#### EXTRACTED INFORMATION
Segment Open
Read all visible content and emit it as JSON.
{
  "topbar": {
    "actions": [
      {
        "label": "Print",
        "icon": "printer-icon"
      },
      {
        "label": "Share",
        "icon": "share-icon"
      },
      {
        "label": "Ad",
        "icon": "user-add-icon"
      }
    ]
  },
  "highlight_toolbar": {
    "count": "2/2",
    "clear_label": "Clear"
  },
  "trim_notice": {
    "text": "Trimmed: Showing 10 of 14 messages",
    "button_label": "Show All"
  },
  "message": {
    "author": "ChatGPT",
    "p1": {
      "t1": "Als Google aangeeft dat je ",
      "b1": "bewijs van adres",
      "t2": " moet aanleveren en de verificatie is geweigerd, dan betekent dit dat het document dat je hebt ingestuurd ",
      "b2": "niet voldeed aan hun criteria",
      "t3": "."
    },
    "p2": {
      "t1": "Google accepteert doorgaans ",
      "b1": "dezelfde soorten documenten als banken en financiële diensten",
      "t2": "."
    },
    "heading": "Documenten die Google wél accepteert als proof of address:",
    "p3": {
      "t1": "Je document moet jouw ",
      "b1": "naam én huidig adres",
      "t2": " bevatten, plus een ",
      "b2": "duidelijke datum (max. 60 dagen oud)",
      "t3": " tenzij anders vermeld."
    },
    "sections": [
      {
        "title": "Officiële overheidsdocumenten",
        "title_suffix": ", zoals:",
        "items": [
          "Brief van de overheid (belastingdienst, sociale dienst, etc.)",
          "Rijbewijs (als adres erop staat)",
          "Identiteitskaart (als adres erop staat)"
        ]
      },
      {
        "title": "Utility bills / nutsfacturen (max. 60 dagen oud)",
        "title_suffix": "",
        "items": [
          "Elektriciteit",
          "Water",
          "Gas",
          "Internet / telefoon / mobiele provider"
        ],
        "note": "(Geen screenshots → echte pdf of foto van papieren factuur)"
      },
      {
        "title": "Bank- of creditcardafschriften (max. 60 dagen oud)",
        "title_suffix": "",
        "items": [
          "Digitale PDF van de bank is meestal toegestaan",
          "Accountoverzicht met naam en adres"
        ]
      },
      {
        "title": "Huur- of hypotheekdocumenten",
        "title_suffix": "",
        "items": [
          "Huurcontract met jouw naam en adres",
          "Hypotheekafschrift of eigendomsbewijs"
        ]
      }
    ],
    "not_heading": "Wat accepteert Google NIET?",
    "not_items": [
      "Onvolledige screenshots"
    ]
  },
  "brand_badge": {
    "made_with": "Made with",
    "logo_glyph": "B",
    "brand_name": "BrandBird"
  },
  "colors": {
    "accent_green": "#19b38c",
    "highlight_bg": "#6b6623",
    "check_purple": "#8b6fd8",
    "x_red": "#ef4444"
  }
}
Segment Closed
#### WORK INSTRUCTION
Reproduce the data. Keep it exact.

#### TASK OUTPUT
Read all visible content and emit it as JSON.
{
  "topbar": {
    "actions": [
      {
        "label": "Print",
        "icon": "printer-icon"
      },
      {
        "label": "Share",
        "icon": "share-icon"
      },
      {
        "label": "Ad",
        "icon": "user-add-icon"
      }
    ]
  },
  "highlight_toolbar": {
    "count": "2/2",
    "clear_label": "Clear"
  },
  "trim_notice": {
    "text": "Trimmed: Showing 10 of 14 messages",
    "button_label": "Show All"
  },
  "message": {
    "author": "ChatGPT",
    "p1": {
      "t1": "Als Google aangeeft dat je ",
      "b1": "bewijs van adres",
      "t2": " moet aanleveren en de verificatie is geweigerd, dan betekent dit dat het document dat je hebt ingestuurd ",
      "b2": "niet voldeed aan hun criteria",
      "t3": "."
    },
    "p2": {
      "t1": "Google accepteert doorgaans ",
      "b1": "dezelfde soorten documenten als banken en financiële diensten",
      "t2": "."
    },
    "heading": "Documenten die Google wél accepteert als proof of address:",
    "p3": {
      "t1": "Je document moet jouw ",
      "b1": "naam én huidig adres",
      "t2": " bevatten, plus een ",
      "b2": "duidelijke datum (max. 60 dagen oud)",
      "t3": " tenzij anders vermeld."
    },
    "sections": [
      {
        "title": "Officiële overheidsdocumenten",
        "title_suffix": ", zoals:",
        "items": [
          "Brief van de overheid (belastingdienst, sociale dienst, etc.)",
          "Rijbewijs (als adres erop staat)",
          "Identiteitskaart (als adres erop staat)"
        ]
      },
      {
        "title": "Utility bills / nutsfacturen (max. 60 dagen oud)",
        "title_suffix": "",
        "items": [
          "Elektriciteit",
          "Water",
          "Gas",
          "Internet / telefoon / mobiele provider"
        ],
        "note": "(Geen screenshots → echte pdf of foto van papieren factuur)"
      },
      {
        "title": "Bank- of creditcardafschriften (max. 60 dagen oud)",
        "title_suffix": "",
        "items": [
          "Digitale PDF van de bank is meestal toegestaan",
          "Accountoverzicht met naam en adres"
        ]
      },
      {
        "title": "Huur- of hypotheekdocumenten",
        "title_suffix": "",
        "items": [
          "Huurcontract met jouw naam en adres",
          "Hypotheekafschrift of eigendomsbewijs"
        ]
      }
    ],
    "not_heading": "Wat accepteert Google NIET?",
    "not_items": [
      "Onvolledige screenshots"
    ]
  },
  "brand_badge": {
    "made_with": "Made with",
    "logo_glyph": "B",
    "brand_name": "BrandBird"
  },
  "colors": {
    "accent_green": "#19b38c",
    "highlight_bg": "#6b6623",
    "check_purple": "#8b6fd8",
    "x_red": "#ef4444"
  }
}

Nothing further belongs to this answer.